Sometimes it’s the simple things that make you smile. As much of a product of the digital gaming age as I am, I still love a good game of chess. Yes, Windows has a built-in 3D chess game, but I’ll admit – I never passed much beyond the beginner aspects of the age-old strategy game so the Windows version is a bit advanced for me. When browsing the Chrome Web Store, looking for some nice extensions to try and review for all of you, I stumbled upon SparkChess, which boasts a full 3D, HD chess game right in your browser. Well, of course I installed it.
The game lets you choose from 3 potential AI opponents, as well as having the multiplayer capacity to search for others real people using the extension and pit you against them. I chose Cody, the AI with the lowest difficulty. Still, it took me the better part of 20 minutes to force him into a stalemate.
The app boasts that all single player games are saved after every move – even if your browser closes or restarts, you won’t lose your game. In addition, there is a package version available for download that will even allow offline play. Now, my computer is almost never offline, but when it is, I wouldn’t mind having this to play around with. In their own words, here are the differences between the free browser extension version, and the paid for advanced version:
An advanced version is also available for Chrome as a packaged app (so it works offline) and also for Windows, Mac OS X, iPad, Android tablets and Blackberry Playbook. Some highlights:
- works offline
– replay mode
– PGN import/export
– board editor with FEN import/export
– move suggestions
– diagram mode
– multiplayer chat
– priority access to multiplayer
– no ads.
My initial complaint about the app is that it doesn’t give you a button to start it and doesn’t seem to show up in my installed extensions list. The only way I was able to launch it was to go to the Web Store, find it’s page, open the details, and click “Launch App”. It then opened a new tab and told me a bit about my opponents. If there is a button to launch SparkChess, it clearly isn’t obvious.
All in all, SparkChess seems worth it for the free version. I may consider upgrading to the paid version in the future, but for right now I think I’m going to see if I can actually win a game.
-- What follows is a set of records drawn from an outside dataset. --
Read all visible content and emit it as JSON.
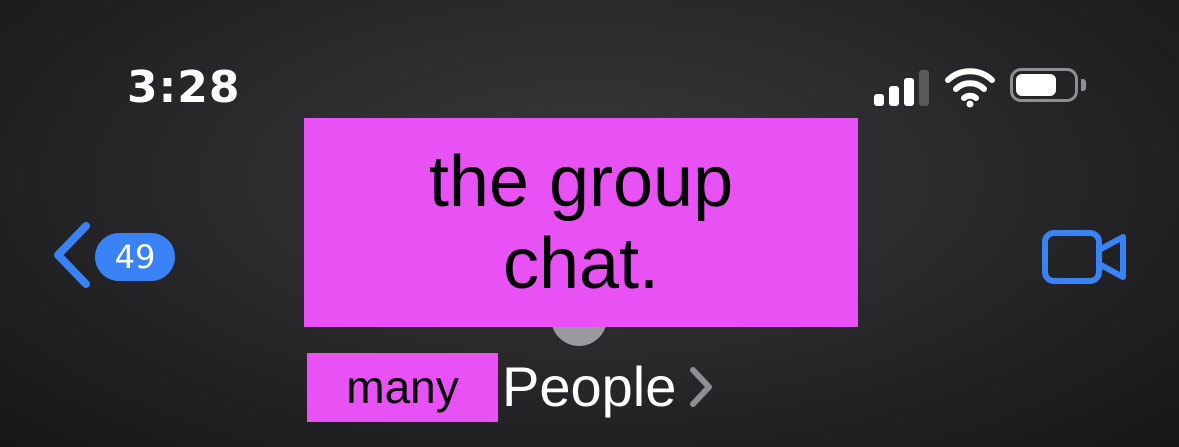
{
  "status_bar": {
    "time": "3:28",
    "signal_icon": "cellular-signal-icon",
    "wifi_icon": "wifi-icon",
    "battery_icon": "battery-icon"
  },
  "nav": {
    "back_icon": "chevron-left-icon",
    "unread_count": "49",
    "video_icon": "video-camera-icon",
    "accent_color": "#3a82f7"
  },
  "conversation": {
    "title": "the group chat.",
    "subtitle_prefix": "many",
    "subtitle": "People",
    "subtitle_chevron_icon": "chevron-right-icon",
    "redaction_color": "#e851f4"
  }
}
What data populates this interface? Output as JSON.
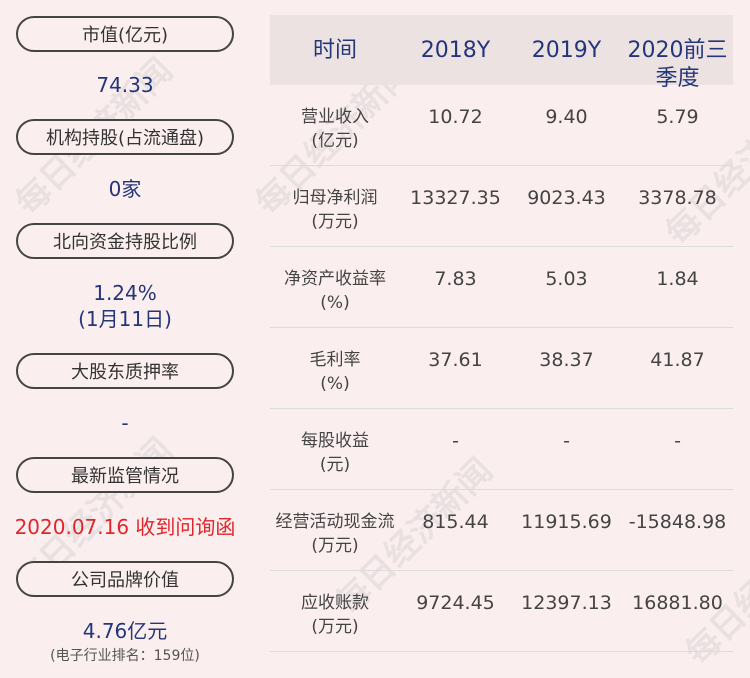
{
  "left": {
    "items": [
      {
        "label": "市值(亿元)",
        "value": "74.33"
      },
      {
        "label": "机构持股(占流通盘)",
        "value": "0家"
      },
      {
        "label": "北向资金持股比例",
        "value": "1.24%",
        "value2": "(1月11日)"
      },
      {
        "label": "大股东质押率",
        "value": "-"
      },
      {
        "label": "最新监管情况",
        "value": "2020.07.16 收到问询函"
      },
      {
        "label": "公司品牌价值",
        "value": "4.76亿元",
        "note": "(电子行业排名：159位)"
      }
    ]
  },
  "table": {
    "headers": [
      "时间",
      "2018Y",
      "2019Y",
      "2020前三季度"
    ],
    "header_last_line1": "2020前三",
    "header_last_line2": "季度",
    "rows": [
      {
        "name1": "营业收入",
        "name2": "(亿元)",
        "v": [
          "10.72",
          "9.40",
          "5.79"
        ]
      },
      {
        "name1": "归母净利润",
        "name2": "(万元)",
        "v": [
          "13327.35",
          "9023.43",
          "3378.78"
        ]
      },
      {
        "name1": "净资产收益率",
        "name2": "(%)",
        "v": [
          "7.83",
          "5.03",
          "1.84"
        ]
      },
      {
        "name1": "毛利率",
        "name2": "(%)",
        "v": [
          "37.61",
          "38.37",
          "41.87"
        ]
      },
      {
        "name1": "每股收益",
        "name2": "(元)",
        "v": [
          "-",
          "-",
          "-"
        ]
      },
      {
        "name1": "经营活动现金流",
        "name2": "(万元)",
        "v": [
          "815.44",
          "11915.69",
          "-15848.98"
        ]
      },
      {
        "name1": "应收账款",
        "name2": "(万元)",
        "v": [
          "9724.45",
          "12397.13",
          "16881.80"
        ]
      }
    ]
  },
  "watermark": "每日经济新闻",
  "colors": {
    "accent": "#24367a",
    "alert": "#e0252b",
    "background": "#fbeeee"
  }
}
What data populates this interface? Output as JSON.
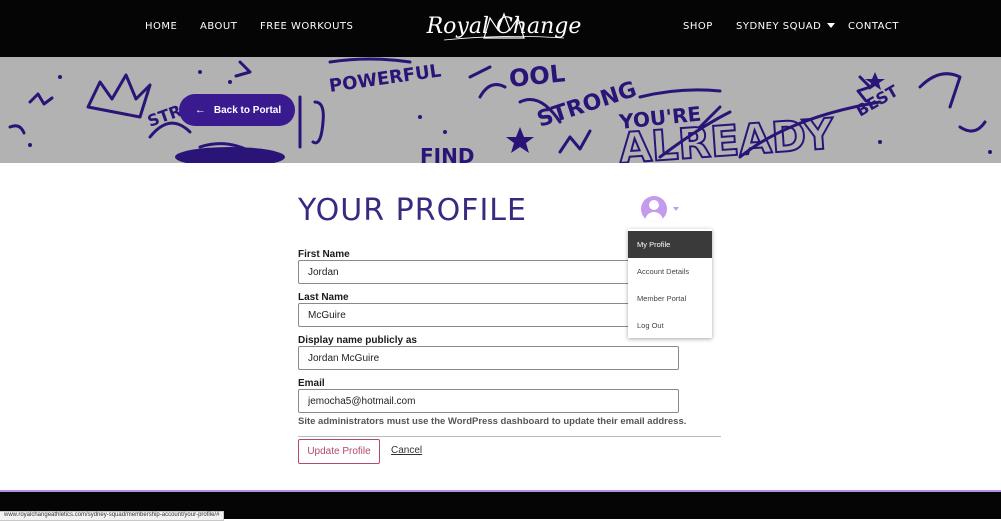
{
  "nav": {
    "home": "HOME",
    "about": "ABOUT",
    "free_workouts": "FREE WORKOUTS",
    "logo": "Royal Change",
    "shop": "SHOP",
    "sydney_squad": "SYDNEY SQUAD",
    "contact": "CONTACT"
  },
  "banner": {
    "back_button": "Back to Portal"
  },
  "profile": {
    "title": "YOUR PROFILE",
    "first_name_label": "First Name",
    "first_name_value": "Jordan",
    "last_name_label": "Last Name",
    "last_name_value": "McGuire",
    "display_name_label": "Display name publicly as",
    "display_name_value": "Jordan McGuire",
    "email_label": "Email",
    "email_value": "jemocha5@hotmail.com",
    "email_hint": "Site administrators must use the WordPress dashboard to update their email address.",
    "update_button": "Update Profile",
    "cancel_link": "Cancel"
  },
  "account_menu": {
    "items": [
      "My Profile",
      "Account Details",
      "Member Portal",
      "Log Out"
    ],
    "active_index": 0
  },
  "status_bar": {
    "url": "www.royalchangeathletics.com/sydney-squad/membership-account/your-profile/#"
  },
  "colors": {
    "nav_bg": "#050505",
    "brand_purple": "#3a1a8f",
    "title_purple": "#3a2a7f",
    "avatar_lilac": "#c49aec",
    "update_accent": "#b24a6e"
  }
}
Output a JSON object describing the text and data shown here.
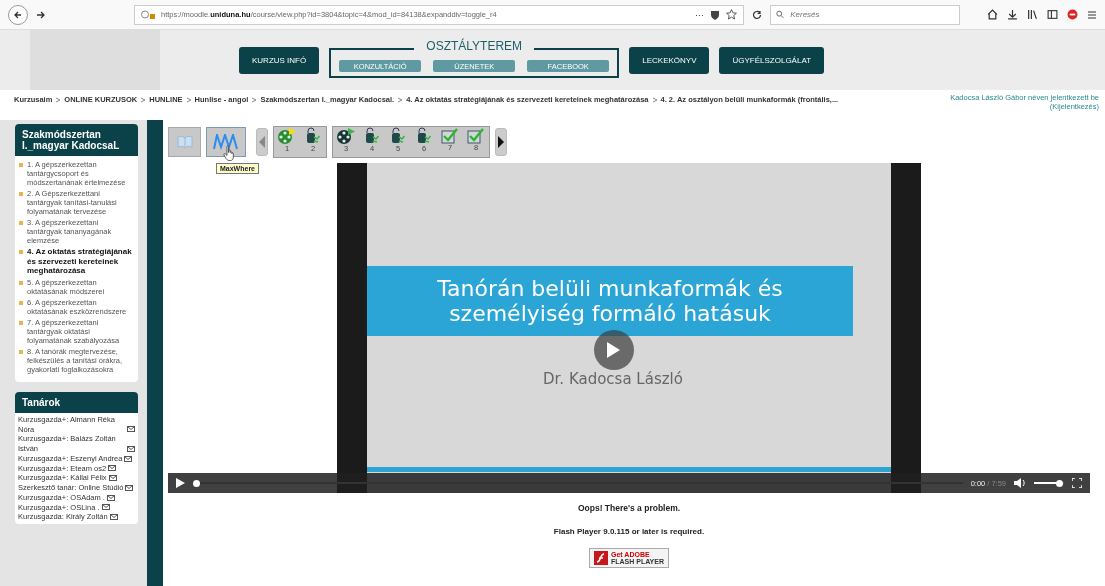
{
  "browser": {
    "url": "https://moodle.**uniduna.hu**/course/view.php?id=3804&topic=4&mod_id=84138&expanddiv=toggle_r4",
    "more": "···",
    "search_placeholder": "Keresés"
  },
  "nav": {
    "left_buttons": [
      "KURZUS INFÓ"
    ],
    "group_title": "OSZTÁLYTEREM",
    "group_buttons": [
      "KONZULTÁCIÓ",
      "ÜZENETEK",
      "FACEBOOK"
    ],
    "right_buttons": [
      "LECKEKÖNYV",
      "ÜGYFÉLSZOLGÁLAT"
    ]
  },
  "breadcrumb": [
    "Kurzusaim",
    "ONLINE KURZUSOK",
    "HUNLINE",
    "Hunlise - angol",
    "Szakmódszertan I._magyar Kadocsal.",
    "4. Az oktatás stratégiájának és szervezeti kereteinek meghatározása",
    "4. 2. Az osztályon belüli munkaformák (frontális,..."
  ],
  "login_text": "Kadocsa László Gábor néven jelentkezett be (Kijelentkezés)",
  "course_block": {
    "title": "Szakmódszertan I._magyar KadocsaL",
    "items": [
      {
        "label": "1. A gépszerkezettan tantárgycsoport és módszertanának értelmezése",
        "selected": false
      },
      {
        "label": "2. A Gépszerkezettani tantárgyak tanítási-tanulási folyamatának tervezése",
        "selected": false
      },
      {
        "label": "3.  A gépszerkezettani tantárgyak tananyagának elemzése",
        "selected": false
      },
      {
        "label": "4. Az oktatás stratégiájának és szervezeti kereteinek meghatározása",
        "selected": true
      },
      {
        "label": "5. A gépszerkezettan oktatásának módszerei",
        "selected": false
      },
      {
        "label": "6. A gépszerkezettan oktatásának eszközrendszere",
        "selected": false
      },
      {
        "label": "7. A gépszerkezettani tantárgyak oktatási folyamatának szabályozása",
        "selected": false
      },
      {
        "label": "8. A tanórák megtervezése, felkészülés a tanítási órákra, gyakorlati foglalkozásokra",
        "selected": false
      }
    ]
  },
  "teachers_block": {
    "title": "Tanárok",
    "items": [
      "Kurzusgazda+: Almann Réka Nóra",
      "Kurzusgazda+: Balázs Zoltán István",
      "Kurzusgazda+: Eszenyi Andrea",
      "Kurzusgazda+: Eteam os2",
      "Kurzusgazda+: Kállai Félix",
      "Szerkesztő tanár: Online Stúdió",
      "Kurzusgazda+: OSAdam .",
      "Kurzusgazda+: OSLina .",
      "Kurzusgazda: Király Zoltán"
    ]
  },
  "toolbar": {
    "tooltip": "MaxWhere",
    "groups": [
      [
        {
          "number": "1",
          "kind": "current_video"
        },
        {
          "number": "2",
          "kind": "task"
        }
      ],
      [
        {
          "number": "3",
          "kind": "video"
        },
        {
          "number": "4",
          "kind": "task"
        },
        {
          "number": "5",
          "kind": "task"
        },
        {
          "number": "6",
          "kind": "task"
        },
        {
          "number": "7",
          "kind": "check"
        },
        {
          "number": "8",
          "kind": "check"
        }
      ]
    ]
  },
  "video": {
    "slide_title": [
      "Tanórán belüli munkaformák és",
      "személyiség formáló hatásuk"
    ],
    "author": "Dr. Kadocsa László",
    "level": 0,
    "time": "0:00",
    "duration": "/ 7:59",
    "volume": {
      "level": 0.85
    }
  },
  "flash": {
    "error": "Oops! There's a problem.",
    "requirement": "Flash Player 9.0.115 or later is required.",
    "badge_small": "Get ADOBE",
    "badge_big": "FLASH PLAYER"
  }
}
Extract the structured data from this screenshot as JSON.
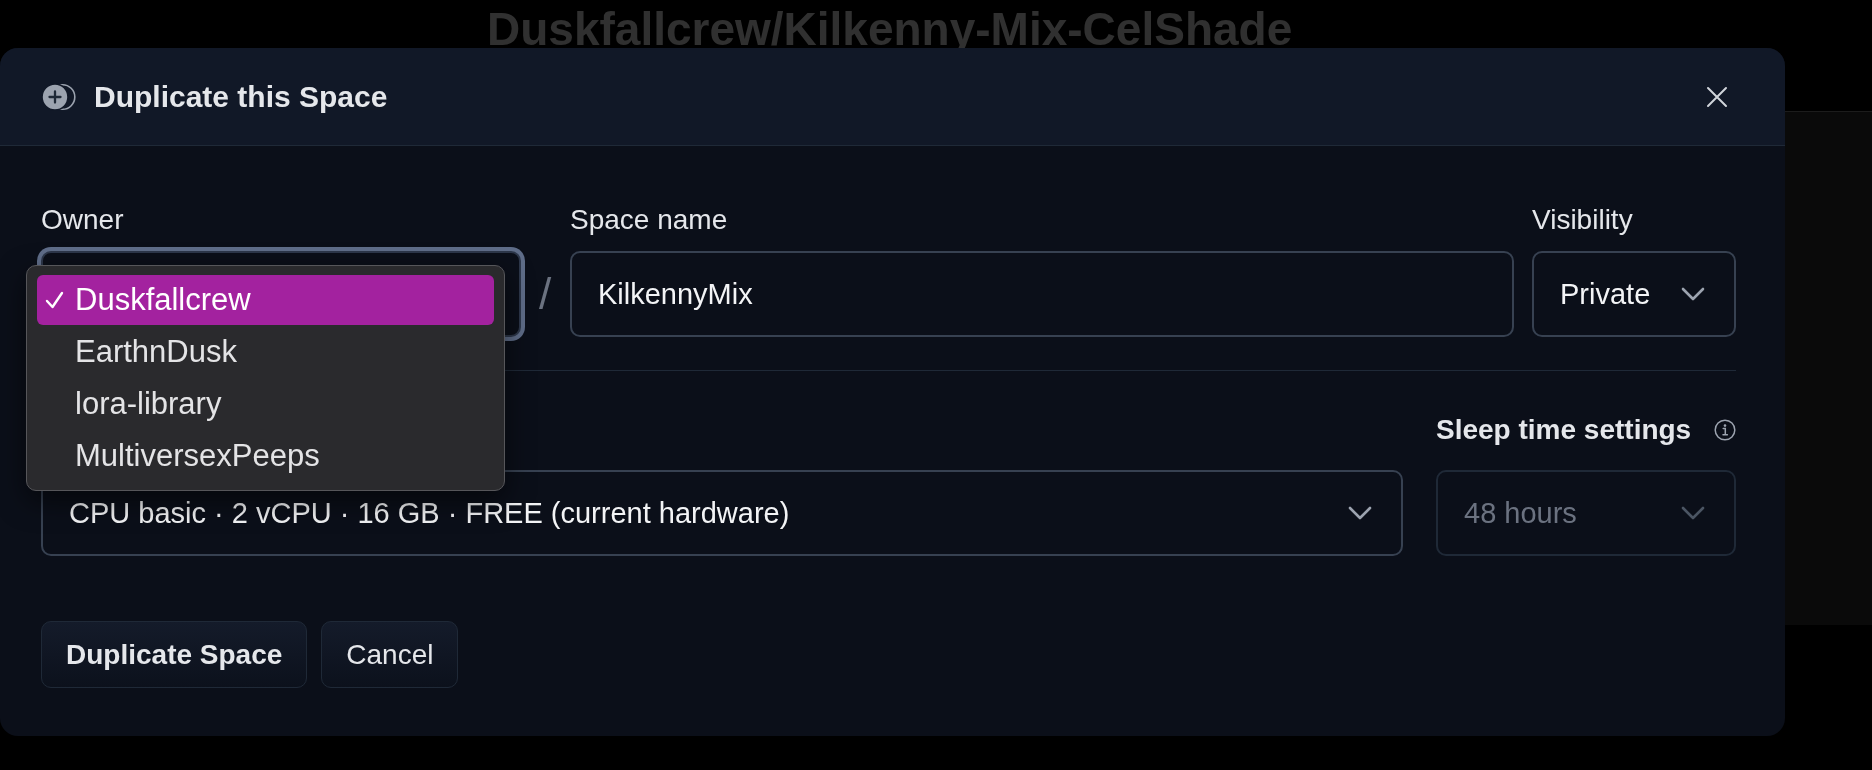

Price: Free (Advanced version is $7.95 from the developer’s site)
Version reviewed: 184.108.40.206